Waverly, Iowa: Rhoades is HIV positive. He had sex. He had an undetectable viral load. He used a condom. For this, he learned, he could be going to jail for a very long time. After the one-time partner pressed charges, Rhoades received the maximum sentence: 25 years in prison and lifetime sex offender status.

Robert Suttle, 33, 
Milford, Pennsylvania: After a brief and contentious relationship ended, Suttle’s former partner reported him to the police, causing Suttle to be charged under Louisiana’s “Intentional Exposure to AIDS Virus” criminal statute. Little was done to investigate the charges, and Suttle was never accused of transmitting HIV. After serving six months in prison, Suttle emerged with a newfound purpose and goal: to abolish HIV criminalization laws in the U.S. and around the globe.

What if sports athletes around the world went out and got an HIV test and then shared the results with the world? Well, guess what? Football wide receiver David Clowney of the Buffalo Bills went out and did just that. He took the test and then shared the results with the world via his Twitter account.

Wishing you the best today!

Legend: Larry Kramer

"When the history of the AIDS epidemic is written, I hope there will be a chapter on Dr. Robert Grant..." Robert Grant named as one of Time Magazine's 100 Most Influential People in the World.

Hunger Games' Josh Hutcherson Opens Up on Gay Rights: "I Had Two Uncles Die From AIDS"

Jamar Rogers, the 30-year-old HIV-positive contestant on NBC’s singing competition The Voice, has quickly become a fan favorite.
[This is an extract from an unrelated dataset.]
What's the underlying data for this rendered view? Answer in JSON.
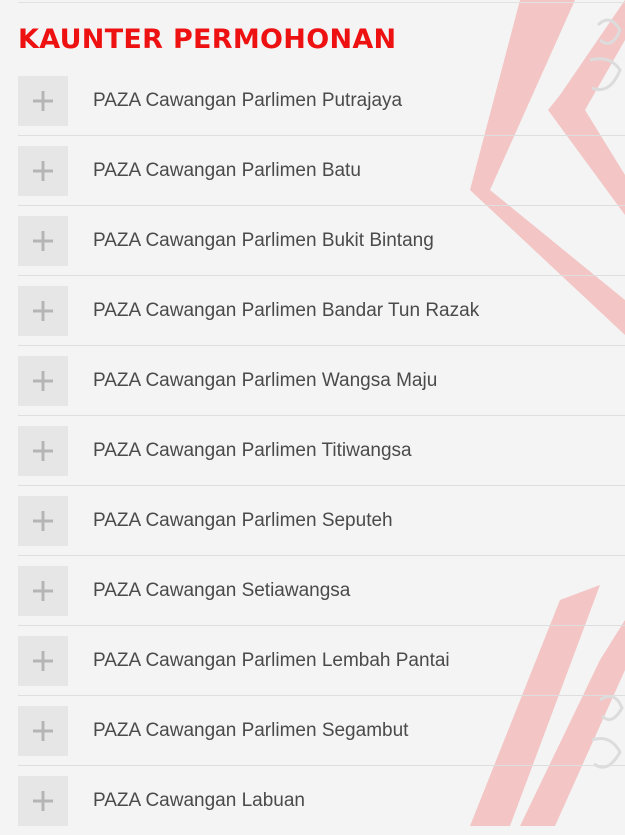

Although he certainly has the musical talent to back up the support he has amassed, it is his candid interviews about his previous drug use and his inspirational insights on living life that have captivated the HIV community.

David Kuria works for the Gay and Lesbian Coalition of Kenya where he risks his life daily to provide safe sanctuary and advocacy for the rights of lesbian, gay, bisexual and transgender people in Africa and around the world. Now, he is running for Kenya’s Senate. A basic tenet of his work is showing that a global push for gay rights helps bolster the fight against HIV. His dream? A day when no LGBT person has to choose between being openly gay—or being killed.

L. Jeannine Bookhardt-Murray, MD works at Harlem United, a community health center for indigent people with HIV, located in the upper reaches of Manhattan.